The other 27 European leaders are prepared for Britain to trigger Article 50, which begins a two-year countdown to Brexit, this week.

However, speculation is growing that it may now be delayed until after a March 25 summit in Rome to mark the EU’s 60th birthday – timing that would likely be welcomed in Brussels.

Once Mrs May has notified the EU of her decision by letter, the bloc will take just 48 hours to issue its first draft proposal for the negotiations, with a follow-up meeting planned on April 6.

The actual talks are not expected to begin for months.

The Bill empowering Mrs May to begin Brexit was forced on the government by a Supreme Court ruling and was held up when the House of Lords voted for amendments demanding guarantees for EU nationals’ rights and a parliamentary vote on the final withdrawal deal.

Brexit minister David Davis successfully urged MPs to overturn the changes earlier on Monday, saying: “We will not enter the negotiations with our hands tied.”

The House of Lords then conceded, passing the Bill unamended late on Monday.

The Lords amendment demanding protections for more than three million Europeans living in Britain was defeated by 335 votes to 287 by MPs – prompting shouts of “shame on you” from protesters outside.

Around 150 people had gathered to urge MPs to back the change, including Ms Karin Templin, a 39-year-old architect who was born in the US but is now British.

“I’m appalled at the UK government, at this stupid ridiculous game that means they won’t guarantee the rights of everybody who wants to stay in their home and in their jobs.

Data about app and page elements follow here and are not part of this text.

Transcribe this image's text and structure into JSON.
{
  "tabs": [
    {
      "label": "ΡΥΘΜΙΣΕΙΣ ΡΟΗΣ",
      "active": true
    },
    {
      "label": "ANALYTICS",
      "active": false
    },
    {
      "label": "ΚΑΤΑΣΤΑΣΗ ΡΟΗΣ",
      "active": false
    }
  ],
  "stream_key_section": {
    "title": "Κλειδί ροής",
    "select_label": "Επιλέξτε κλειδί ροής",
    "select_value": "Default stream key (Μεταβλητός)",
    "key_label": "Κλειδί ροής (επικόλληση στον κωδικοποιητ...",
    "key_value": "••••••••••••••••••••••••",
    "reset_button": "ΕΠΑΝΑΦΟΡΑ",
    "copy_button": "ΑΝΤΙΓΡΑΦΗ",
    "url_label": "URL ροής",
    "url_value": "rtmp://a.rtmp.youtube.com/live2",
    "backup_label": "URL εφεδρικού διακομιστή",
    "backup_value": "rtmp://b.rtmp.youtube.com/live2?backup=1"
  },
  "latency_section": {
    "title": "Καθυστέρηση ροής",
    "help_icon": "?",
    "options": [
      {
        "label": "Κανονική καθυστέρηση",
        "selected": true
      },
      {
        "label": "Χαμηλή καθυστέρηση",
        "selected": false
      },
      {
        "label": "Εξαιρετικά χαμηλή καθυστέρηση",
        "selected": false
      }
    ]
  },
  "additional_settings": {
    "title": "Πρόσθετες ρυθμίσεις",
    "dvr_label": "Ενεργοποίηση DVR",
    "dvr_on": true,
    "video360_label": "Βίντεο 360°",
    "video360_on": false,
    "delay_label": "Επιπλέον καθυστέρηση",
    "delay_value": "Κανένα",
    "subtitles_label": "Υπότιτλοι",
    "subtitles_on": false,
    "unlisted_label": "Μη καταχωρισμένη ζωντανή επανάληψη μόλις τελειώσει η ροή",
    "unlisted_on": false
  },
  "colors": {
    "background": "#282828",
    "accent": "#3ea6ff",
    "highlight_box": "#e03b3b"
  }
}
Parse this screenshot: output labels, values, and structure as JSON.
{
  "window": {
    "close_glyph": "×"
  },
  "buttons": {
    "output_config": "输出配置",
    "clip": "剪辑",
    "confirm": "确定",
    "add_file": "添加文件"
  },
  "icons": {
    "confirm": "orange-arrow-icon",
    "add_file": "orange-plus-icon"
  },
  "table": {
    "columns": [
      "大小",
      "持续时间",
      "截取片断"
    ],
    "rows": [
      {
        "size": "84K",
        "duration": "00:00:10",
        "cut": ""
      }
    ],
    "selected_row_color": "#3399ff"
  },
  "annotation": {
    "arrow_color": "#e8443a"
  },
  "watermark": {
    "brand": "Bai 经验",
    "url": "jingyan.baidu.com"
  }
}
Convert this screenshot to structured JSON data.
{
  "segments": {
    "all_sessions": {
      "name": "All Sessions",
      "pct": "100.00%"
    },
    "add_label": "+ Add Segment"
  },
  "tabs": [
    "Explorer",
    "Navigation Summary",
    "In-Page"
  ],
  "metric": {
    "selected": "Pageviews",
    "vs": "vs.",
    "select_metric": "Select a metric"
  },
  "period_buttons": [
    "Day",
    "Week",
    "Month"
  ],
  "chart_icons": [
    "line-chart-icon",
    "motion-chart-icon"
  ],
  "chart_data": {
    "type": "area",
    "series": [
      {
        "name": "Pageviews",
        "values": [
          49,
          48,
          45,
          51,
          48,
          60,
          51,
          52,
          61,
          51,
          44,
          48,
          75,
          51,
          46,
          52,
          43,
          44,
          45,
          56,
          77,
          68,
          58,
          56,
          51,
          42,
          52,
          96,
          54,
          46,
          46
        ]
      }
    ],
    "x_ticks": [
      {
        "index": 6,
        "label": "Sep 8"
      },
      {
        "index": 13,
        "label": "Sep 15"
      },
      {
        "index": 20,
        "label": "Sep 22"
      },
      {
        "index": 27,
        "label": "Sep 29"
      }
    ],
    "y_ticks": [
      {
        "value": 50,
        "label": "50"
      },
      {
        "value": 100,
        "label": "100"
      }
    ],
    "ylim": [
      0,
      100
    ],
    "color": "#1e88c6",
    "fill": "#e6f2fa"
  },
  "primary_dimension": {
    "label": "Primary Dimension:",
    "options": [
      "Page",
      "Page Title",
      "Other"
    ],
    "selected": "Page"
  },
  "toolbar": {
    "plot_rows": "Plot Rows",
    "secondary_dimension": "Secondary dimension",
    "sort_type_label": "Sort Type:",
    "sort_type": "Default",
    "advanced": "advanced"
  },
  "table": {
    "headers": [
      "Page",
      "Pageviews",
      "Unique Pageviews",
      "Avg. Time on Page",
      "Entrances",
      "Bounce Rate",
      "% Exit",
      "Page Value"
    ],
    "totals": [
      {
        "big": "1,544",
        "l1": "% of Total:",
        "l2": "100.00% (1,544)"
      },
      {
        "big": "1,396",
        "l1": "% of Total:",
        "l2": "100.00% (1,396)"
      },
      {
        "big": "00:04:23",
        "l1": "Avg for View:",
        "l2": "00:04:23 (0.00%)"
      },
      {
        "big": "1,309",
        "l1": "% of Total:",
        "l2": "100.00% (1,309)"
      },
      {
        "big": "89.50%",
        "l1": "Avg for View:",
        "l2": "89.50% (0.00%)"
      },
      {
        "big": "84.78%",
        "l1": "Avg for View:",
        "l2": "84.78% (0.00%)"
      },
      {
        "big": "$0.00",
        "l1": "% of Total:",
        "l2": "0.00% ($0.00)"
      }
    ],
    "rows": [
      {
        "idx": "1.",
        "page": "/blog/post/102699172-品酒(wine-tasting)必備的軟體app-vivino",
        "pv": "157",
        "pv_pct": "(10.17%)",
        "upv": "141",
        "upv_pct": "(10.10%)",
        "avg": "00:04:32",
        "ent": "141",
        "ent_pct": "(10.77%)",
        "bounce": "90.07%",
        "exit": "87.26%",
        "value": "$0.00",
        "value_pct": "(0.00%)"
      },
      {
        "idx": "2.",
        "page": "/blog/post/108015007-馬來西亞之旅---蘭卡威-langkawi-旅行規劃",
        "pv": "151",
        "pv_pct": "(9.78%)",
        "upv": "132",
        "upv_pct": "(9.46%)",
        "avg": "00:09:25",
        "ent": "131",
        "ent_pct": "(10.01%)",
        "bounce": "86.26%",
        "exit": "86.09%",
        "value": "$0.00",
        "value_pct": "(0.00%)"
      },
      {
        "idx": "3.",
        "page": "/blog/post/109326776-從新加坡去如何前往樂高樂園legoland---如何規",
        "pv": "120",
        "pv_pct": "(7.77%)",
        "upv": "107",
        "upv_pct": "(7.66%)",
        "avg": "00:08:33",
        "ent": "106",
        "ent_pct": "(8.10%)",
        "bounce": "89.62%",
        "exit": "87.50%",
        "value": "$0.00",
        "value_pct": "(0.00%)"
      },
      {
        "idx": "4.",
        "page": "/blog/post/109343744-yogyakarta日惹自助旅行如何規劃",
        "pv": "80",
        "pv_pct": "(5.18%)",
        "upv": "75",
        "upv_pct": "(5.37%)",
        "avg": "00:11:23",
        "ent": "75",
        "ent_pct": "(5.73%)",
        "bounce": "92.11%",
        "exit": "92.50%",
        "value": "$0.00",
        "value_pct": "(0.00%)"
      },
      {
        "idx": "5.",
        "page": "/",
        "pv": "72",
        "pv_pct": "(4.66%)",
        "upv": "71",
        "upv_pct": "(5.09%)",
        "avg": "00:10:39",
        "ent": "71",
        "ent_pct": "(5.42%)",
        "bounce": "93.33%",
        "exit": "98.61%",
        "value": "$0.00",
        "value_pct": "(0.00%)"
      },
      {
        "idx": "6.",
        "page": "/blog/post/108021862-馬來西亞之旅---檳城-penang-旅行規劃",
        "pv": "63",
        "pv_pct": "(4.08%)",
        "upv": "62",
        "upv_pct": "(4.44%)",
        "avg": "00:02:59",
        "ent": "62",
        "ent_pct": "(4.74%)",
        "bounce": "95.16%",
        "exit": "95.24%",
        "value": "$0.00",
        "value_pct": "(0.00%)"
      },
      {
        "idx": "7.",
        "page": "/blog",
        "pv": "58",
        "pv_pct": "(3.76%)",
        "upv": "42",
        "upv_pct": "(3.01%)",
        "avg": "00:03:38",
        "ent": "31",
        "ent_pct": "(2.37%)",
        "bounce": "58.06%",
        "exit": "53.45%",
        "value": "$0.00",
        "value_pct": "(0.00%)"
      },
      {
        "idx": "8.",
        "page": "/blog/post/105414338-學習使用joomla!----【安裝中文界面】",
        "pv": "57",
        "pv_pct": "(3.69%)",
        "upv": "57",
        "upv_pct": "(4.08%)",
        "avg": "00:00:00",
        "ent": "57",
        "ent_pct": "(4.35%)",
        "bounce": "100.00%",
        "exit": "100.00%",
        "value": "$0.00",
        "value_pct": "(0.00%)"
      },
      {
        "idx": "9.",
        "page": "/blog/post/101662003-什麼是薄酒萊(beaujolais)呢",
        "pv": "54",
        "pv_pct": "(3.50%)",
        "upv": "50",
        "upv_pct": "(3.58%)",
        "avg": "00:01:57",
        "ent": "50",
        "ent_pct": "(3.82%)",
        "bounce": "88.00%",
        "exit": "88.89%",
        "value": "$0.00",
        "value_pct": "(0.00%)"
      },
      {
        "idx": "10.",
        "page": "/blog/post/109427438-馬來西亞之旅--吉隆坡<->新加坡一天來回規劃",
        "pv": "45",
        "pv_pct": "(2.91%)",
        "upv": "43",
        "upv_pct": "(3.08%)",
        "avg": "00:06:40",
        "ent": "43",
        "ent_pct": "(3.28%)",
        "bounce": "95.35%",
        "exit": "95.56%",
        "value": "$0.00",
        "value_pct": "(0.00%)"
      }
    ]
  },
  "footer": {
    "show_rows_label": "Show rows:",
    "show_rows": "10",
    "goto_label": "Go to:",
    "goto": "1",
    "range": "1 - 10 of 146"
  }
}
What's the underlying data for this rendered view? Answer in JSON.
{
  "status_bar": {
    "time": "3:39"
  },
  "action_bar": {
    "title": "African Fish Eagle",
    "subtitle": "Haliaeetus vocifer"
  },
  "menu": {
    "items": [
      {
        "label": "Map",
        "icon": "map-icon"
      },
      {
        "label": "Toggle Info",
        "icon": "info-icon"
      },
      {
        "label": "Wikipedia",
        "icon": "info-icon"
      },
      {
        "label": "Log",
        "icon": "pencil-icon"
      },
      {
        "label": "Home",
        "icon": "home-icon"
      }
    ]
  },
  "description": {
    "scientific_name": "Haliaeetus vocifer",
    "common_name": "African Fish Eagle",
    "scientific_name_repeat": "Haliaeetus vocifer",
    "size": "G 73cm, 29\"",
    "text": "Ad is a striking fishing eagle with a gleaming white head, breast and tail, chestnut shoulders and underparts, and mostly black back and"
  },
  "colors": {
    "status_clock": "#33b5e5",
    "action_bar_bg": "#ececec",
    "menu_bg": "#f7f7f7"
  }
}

I’m disgusted,” she said.

Mrs May’s government says it wants to guarantee Europeans’ rights to stay in Britain, but cannot until EU leaders offer similar rights to British expatriates.

The other amendment that was overturned would have given parliament the right to decide whether to accept the final Brexit deal.

Mrs May has promised lawmakers a vote on the deal but only if she accepts it – insisting her ability to walk away will strengthen her hand in negotiations.